EAST PROVIDENCE, RI | Plastic grippers from a 3D printer and made with tribo-filaments from igus are 85 percent cheaper and 70 percent faster than most competitors currently being used in the packaging industry. 3D printing, one of the most impactful trends emerging in modern industry, allows for the single batches to become a reality and enabled for the personalized serial production of furniture, shoes, and watches, for example. The packaging industry can also benefit from additive manufacturing.
Since 2015, igus has been offering tribologically optimized 3D printing filaments for the Fused Deposition Modeling (FDM) process, specifically for the printing of wearing parts. The filaments are made from self-lubricating iglide high-performance plastics and are optimized for wear and friction. Many companies have already had success using the igus tribo-filaments.
Companies that do not have 3D printers can have their individual wear-resistant parts printed directly at igus using the FDM process or selective laser sintering (SLS). For these cases, igus offers a 3D printing service.

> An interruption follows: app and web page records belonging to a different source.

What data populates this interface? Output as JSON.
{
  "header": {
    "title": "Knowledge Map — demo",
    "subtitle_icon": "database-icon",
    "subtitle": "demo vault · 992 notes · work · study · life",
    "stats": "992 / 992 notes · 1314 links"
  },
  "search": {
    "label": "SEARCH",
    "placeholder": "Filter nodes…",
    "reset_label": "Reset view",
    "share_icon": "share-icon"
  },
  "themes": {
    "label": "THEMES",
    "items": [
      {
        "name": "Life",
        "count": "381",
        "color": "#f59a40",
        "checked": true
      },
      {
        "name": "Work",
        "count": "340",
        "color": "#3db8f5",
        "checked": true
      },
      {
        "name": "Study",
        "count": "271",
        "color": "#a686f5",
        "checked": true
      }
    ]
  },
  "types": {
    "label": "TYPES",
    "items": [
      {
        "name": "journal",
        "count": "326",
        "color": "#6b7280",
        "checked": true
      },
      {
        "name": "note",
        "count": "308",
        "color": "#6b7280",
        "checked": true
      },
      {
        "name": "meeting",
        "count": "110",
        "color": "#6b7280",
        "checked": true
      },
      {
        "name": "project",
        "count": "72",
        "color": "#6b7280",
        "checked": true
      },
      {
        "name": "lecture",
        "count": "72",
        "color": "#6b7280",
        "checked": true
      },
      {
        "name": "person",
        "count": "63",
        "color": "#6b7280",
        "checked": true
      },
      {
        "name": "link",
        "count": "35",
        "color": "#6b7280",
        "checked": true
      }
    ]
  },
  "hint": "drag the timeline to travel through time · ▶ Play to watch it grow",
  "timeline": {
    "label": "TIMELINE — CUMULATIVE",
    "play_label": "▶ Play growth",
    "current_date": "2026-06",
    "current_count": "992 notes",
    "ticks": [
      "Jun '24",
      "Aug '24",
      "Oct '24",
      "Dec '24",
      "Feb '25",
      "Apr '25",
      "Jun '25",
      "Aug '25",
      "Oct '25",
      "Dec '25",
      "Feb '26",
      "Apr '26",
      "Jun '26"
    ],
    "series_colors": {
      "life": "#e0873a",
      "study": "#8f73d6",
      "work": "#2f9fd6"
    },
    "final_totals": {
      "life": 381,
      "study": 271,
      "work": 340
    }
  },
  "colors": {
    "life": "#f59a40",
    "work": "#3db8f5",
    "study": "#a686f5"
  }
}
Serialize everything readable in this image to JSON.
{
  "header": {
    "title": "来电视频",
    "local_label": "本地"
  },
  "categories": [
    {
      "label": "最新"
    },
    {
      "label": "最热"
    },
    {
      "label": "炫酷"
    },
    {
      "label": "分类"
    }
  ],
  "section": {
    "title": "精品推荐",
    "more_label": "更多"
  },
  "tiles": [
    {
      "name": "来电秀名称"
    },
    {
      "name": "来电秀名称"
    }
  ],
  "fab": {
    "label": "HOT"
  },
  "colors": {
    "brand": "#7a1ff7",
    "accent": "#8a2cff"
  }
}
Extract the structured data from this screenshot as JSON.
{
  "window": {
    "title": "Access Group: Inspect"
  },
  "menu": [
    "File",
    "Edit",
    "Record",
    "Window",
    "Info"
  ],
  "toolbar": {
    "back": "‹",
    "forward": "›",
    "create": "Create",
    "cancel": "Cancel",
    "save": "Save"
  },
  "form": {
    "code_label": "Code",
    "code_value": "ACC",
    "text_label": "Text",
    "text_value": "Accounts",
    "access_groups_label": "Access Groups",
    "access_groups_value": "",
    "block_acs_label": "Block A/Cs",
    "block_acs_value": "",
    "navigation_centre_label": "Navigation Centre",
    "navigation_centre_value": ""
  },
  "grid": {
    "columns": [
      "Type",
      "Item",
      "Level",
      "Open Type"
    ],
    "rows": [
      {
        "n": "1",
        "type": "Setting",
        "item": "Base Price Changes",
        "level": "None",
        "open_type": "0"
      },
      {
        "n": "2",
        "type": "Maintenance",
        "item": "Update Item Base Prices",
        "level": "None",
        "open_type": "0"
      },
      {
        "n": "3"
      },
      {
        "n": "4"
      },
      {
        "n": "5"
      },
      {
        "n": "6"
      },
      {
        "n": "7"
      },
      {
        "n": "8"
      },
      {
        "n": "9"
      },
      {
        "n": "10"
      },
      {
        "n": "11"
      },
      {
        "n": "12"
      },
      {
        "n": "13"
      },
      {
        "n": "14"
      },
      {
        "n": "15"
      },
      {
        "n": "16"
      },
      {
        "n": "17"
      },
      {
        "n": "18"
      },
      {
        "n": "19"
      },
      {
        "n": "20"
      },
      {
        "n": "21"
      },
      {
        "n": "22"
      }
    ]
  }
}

Tribo-filaments can be obtained as a filament material, or alternatively as an already finished, ready-to-install printed component from the igus 3D printing service. The appropriate data is transferred online into the browser window in STEP format via drag and drop. Next, the required quantities are specified and a suitable material selected.
In the SLS printing process, igus can also produce complex special parts very quickly and even make components with a height of up to 300 millimeters, which could only be produced in mechanical or casting technology with much more elaborate processing and using expensive special tools.
Small batches of up to 500 units are being produced from the company’s own laser sintering material iglide I3 and the SLS material for gears iglide I6 within a very short time.